Shiv Kapur of India shot a 6-under 66 to take a one-stroke lead after the first round of the European Tour’s Czech Open on Thursday.
Sweden’s Peter Hanson, a Ryder Cup hopeful, and Argentine Tano Goya both shot 67 to sit tied for second.
Kapur, seeking his first win on the European Tour, produced six birdies in a row and eight in total at the Prosper Golf Resort in the northeastern part of the country.
“I was 6 under through my first seven holes so it would have been nice to have added some birdies on the back nine,” he said. “But golfers are never happy.”
Following a near perfect start, Kapur had two consecutive bogeys on the 10th and 11th holes before fighting back with birdies on the 16th and 18th.
“I’ve never grown up on courses like this -- I did on flat courses -- but it suits my game as it is not a course that rewards long hitters,” Kapur said.
The year has so far been a disappointment for Kapur after the way he finished 2009, with consecutive top-10s at the Alfred Dunhill Championship and South African Open, where he was runner-up. This year he’s made it to the weekend only seven times in 19 events, and missed his last three cuts.
Miguel Angel Jimenez of Spain, who co-designed the 7,155-yard course, carded a 71.
“It’s not much of an advantage knowing the course as people practice a couple of days and get to know it,” said Jimenez, who is also hoping to nail down his Ryder Cup spot, and seeking his third victory of the year.
Next week’s Johnnie Walker Championship at Gleneagles, Scotland is the final event in the race for the nine automatic Europe Ryder Cup spots.
Hanson, 32, would oust Paul Casey from the list of Europe's top nine automatic Ryder Cup qualifiers with a victory. Hanson currently lies 15th in the points race, but as one of only two players in the world's top 50 in the field, he sees this as a golden opportunity.
Englishmen Simon Dyson, Oliver Wilson and Ross McGowan are also chasing a spot on Colin Montgomerie's side and they shot 70, 72 and 73 respectively.
Asked about the controversial decision of Casey -- and also Padraig Harrington and Luke Donald, both of whom are just outside a qualifying spot -- not to enter next week's race-ending Johnnie Walker Championship at Gleneagles, Hanson clearly stated his view.
"If you have a chance to make the team or especially if you want a pick (like Justin Rose, another stay-away), it might be good to play," he said.
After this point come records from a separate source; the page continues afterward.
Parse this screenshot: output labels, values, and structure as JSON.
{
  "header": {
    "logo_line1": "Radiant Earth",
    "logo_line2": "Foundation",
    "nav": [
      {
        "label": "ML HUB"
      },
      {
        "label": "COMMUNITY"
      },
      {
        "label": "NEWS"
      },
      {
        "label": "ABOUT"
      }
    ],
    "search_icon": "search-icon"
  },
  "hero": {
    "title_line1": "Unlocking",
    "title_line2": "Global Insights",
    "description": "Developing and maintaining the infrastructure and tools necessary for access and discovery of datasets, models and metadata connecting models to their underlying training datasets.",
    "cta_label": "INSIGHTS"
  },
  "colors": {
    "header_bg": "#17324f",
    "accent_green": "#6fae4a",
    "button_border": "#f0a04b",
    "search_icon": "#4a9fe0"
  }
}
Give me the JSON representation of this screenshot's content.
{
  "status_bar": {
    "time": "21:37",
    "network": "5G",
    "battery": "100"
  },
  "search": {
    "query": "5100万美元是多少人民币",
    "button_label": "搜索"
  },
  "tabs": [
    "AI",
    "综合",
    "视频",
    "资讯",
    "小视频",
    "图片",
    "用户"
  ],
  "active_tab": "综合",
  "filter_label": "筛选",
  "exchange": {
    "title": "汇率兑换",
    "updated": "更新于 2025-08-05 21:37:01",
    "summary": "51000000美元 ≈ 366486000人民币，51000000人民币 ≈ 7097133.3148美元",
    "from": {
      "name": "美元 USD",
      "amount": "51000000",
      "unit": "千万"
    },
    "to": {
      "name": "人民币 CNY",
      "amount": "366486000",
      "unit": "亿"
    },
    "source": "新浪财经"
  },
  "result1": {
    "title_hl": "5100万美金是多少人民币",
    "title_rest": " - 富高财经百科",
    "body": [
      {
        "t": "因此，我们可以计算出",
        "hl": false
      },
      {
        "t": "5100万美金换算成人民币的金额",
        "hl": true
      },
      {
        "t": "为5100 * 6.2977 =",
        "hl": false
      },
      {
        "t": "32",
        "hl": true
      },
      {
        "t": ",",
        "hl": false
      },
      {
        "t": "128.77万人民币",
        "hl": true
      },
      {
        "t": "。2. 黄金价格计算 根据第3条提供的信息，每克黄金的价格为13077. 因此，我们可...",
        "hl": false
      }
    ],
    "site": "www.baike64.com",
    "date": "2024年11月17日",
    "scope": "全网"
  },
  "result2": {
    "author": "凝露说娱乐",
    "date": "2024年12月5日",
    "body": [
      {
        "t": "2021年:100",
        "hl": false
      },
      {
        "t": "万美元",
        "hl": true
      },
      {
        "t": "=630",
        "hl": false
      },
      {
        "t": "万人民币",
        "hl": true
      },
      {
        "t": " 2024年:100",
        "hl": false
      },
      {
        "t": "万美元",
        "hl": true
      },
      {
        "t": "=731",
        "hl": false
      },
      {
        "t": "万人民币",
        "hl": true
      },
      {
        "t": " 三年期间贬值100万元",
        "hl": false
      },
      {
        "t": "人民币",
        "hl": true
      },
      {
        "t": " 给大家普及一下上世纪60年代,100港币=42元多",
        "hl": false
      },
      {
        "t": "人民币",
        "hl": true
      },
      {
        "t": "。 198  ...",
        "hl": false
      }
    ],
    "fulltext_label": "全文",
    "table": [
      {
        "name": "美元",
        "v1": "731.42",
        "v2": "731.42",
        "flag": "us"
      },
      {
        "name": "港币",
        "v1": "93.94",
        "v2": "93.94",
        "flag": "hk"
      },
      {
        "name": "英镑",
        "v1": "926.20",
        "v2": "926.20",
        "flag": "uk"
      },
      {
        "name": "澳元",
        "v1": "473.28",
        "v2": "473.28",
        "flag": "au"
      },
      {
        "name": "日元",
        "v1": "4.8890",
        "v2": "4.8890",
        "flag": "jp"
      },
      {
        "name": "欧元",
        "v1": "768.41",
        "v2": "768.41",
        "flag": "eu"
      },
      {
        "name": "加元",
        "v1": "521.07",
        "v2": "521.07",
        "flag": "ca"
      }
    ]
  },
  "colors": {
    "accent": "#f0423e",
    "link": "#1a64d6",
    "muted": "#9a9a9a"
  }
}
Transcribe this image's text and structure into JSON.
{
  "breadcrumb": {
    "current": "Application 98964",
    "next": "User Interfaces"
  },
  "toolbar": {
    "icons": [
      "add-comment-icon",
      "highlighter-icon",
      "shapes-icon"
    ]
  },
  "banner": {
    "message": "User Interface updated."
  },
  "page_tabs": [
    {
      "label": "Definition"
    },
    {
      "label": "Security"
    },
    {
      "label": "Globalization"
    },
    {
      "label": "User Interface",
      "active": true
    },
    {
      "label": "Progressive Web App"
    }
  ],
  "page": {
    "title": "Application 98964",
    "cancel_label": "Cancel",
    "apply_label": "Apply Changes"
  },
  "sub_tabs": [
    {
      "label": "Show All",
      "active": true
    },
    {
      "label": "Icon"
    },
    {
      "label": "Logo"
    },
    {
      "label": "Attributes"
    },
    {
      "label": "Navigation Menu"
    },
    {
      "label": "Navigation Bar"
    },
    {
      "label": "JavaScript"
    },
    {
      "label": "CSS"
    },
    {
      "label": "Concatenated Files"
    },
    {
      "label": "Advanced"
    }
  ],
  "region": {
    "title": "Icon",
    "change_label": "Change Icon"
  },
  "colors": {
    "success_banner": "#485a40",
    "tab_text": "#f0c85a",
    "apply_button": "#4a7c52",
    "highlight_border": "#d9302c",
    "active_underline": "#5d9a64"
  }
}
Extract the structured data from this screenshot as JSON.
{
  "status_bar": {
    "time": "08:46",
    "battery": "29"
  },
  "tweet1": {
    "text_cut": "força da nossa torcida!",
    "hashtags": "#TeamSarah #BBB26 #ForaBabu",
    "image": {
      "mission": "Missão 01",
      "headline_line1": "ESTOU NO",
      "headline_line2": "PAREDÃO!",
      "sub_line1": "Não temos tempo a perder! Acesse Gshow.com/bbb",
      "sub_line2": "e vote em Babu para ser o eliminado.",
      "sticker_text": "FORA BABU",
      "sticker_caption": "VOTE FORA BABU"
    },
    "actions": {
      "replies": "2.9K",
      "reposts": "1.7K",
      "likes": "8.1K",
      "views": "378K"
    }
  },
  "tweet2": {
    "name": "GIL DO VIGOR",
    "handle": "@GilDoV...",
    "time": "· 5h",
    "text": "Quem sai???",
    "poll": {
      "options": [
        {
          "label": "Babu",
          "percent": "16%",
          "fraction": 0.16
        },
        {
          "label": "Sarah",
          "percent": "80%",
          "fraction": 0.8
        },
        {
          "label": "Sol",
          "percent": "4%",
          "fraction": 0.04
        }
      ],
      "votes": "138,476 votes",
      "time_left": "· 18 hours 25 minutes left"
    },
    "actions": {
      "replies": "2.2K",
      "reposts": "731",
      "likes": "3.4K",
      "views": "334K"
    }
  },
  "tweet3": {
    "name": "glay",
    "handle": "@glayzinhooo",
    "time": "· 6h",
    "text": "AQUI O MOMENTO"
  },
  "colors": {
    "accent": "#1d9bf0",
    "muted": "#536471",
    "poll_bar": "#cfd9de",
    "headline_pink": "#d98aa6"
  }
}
After two weeks in America during which he was eighth at the WGC-Bridgestone Invitational -- that made him top European -- Hanson made the long trip after asking for and receiving a sponsor's invitation on Monday.
"That gave me the chance to get into the team and the tournament organizers have been very nice to me," he added. "If I could put myself in position come Sunday, it would be fantastic."
Kapur led from the moment he had six successive birdies from the second after teeing off at 7:20 a.m.
"I think I was half-asleep and woke up around the turn," said the 28-year-old Indian, who has missed his last three halfway cuts and seven of the last nine.
Kapur, ranked 256th in the world and 100th on the European Tour this season, started the inward half with back-to-back bogeys, but then birdied the 16th and 18th to hold off the chasing pack.
Dyson shook off jet lag -- he could not get a flight back from the States until Monday night and then flew on to Prague and caught a train to Ostrava -- with four closing birdies.
"It was great to finish that way," said the York golfer, who tied for 12th with Casey in the PGA Championship. "I played the pro-am and was shattered, but got a good night's sleep."
McGowan, 11th on the points table and needing to come fourth to overtake Casey, started and ended with a double bogey, but the 16 holes in between were good enough to suggest he might yet have a say in things. Last year's Dubai World Championship runner-up has had wrist and shoulder injuries and made a late decision to play rather than rest.